*** INFORMATION PROVIDED Section Begins ***
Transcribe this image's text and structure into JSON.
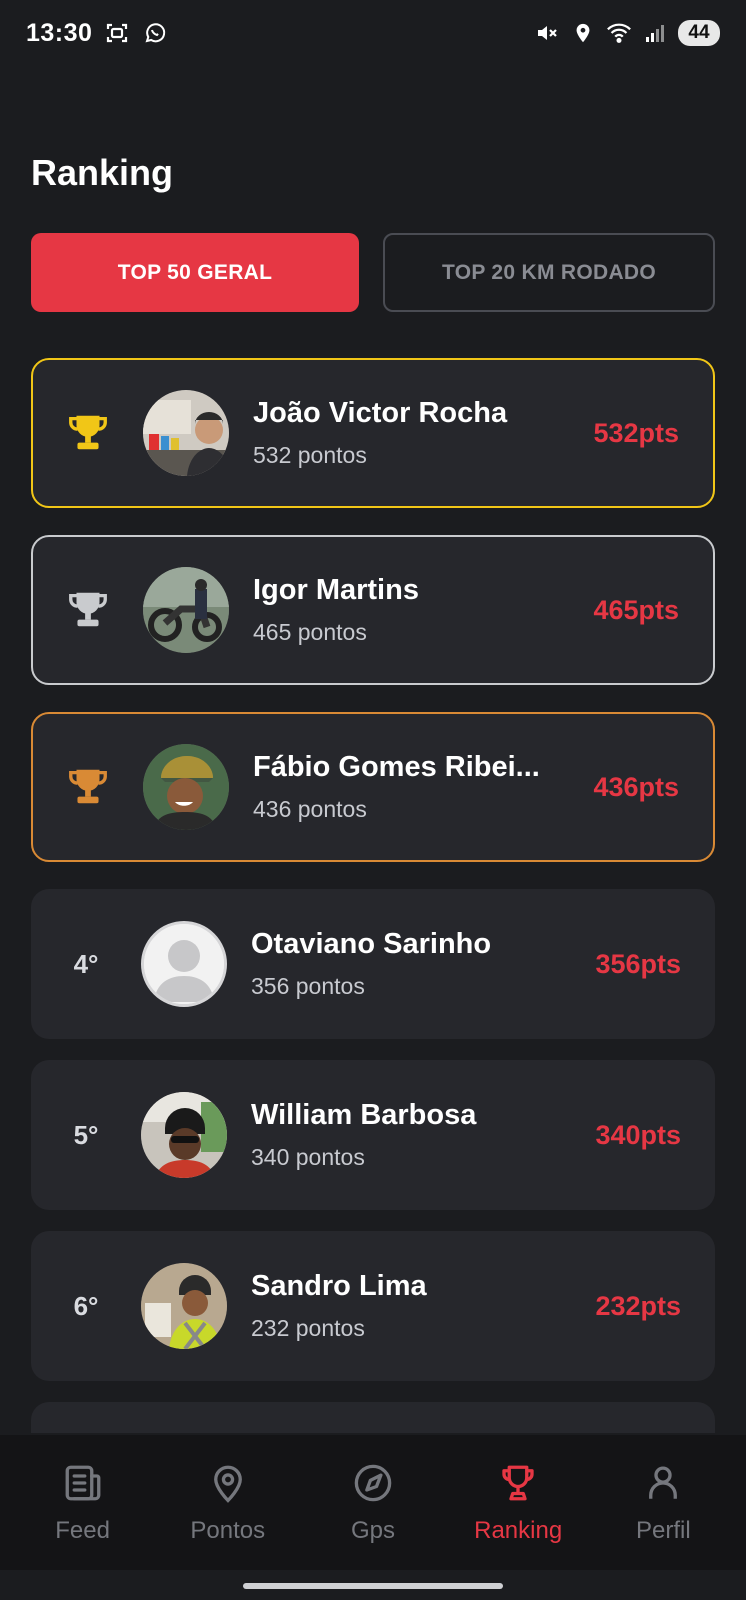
{
  "status_bar": {
    "time": "13:30",
    "battery": "44",
    "icons": [
      "screenshot-icon",
      "whatsapp-icon",
      "mute-icon",
      "location-icon",
      "wifi-icon",
      "signal-icon"
    ]
  },
  "page": {
    "title": "Ranking"
  },
  "tabs": [
    {
      "label": "TOP 50 GERAL",
      "active": true
    },
    {
      "label": "TOP 20 KM RODADO",
      "active": false
    }
  ],
  "ranking": [
    {
      "rank": "1",
      "name": "João Victor Rocha",
      "points_text": "532 pontos",
      "pts": "532pts",
      "medal": "gold",
      "medal_color": "#f1c617"
    },
    {
      "rank": "2",
      "name": "Igor Martins",
      "points_text": "465 pontos",
      "pts": "465pts",
      "medal": "silver",
      "medal_color": "#c9cbce"
    },
    {
      "rank": "3",
      "name": "Fábio Gomes Ribei...",
      "points_text": "436 pontos",
      "pts": "436pts",
      "medal": "bronze",
      "medal_color": "#d98a35"
    },
    {
      "rank": "4°",
      "name": "Otaviano Sarinho",
      "points_text": "356 pontos",
      "pts": "356pts"
    },
    {
      "rank": "5°",
      "name": "William Barbosa",
      "points_text": "340 pontos",
      "pts": "340pts"
    },
    {
      "rank": "6°",
      "name": "Sandro Lima",
      "points_text": "232 pontos",
      "pts": "232pts"
    }
  ],
  "nav": [
    {
      "label": "Feed",
      "icon": "feed-icon",
      "active": false
    },
    {
      "label": "Pontos",
      "icon": "map-pin-icon",
      "active": false
    },
    {
      "label": "Gps",
      "icon": "navigation-icon",
      "active": false
    },
    {
      "label": "Ranking",
      "icon": "trophy-icon",
      "active": true
    },
    {
      "label": "Perfil",
      "icon": "user-icon",
      "active": false
    }
  ],
  "colors": {
    "accent": "#e63744",
    "background": "#1b1c1f",
    "card": "#26272c",
    "gold": "#f1c617",
    "silver": "#c9cbce",
    "bronze": "#d98a35"
  }
}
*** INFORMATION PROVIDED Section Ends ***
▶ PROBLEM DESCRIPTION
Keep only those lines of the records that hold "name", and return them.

▶ WRITTEN RESPONSE
      "name": "João Victor Rocha",
      "name": "Igor Martins",
      "name": "Fábio Gomes Ribei...",
      "name": "Otaviano Sarinho",
      "name": "William Barbosa",
      "name": "Sandro Lima",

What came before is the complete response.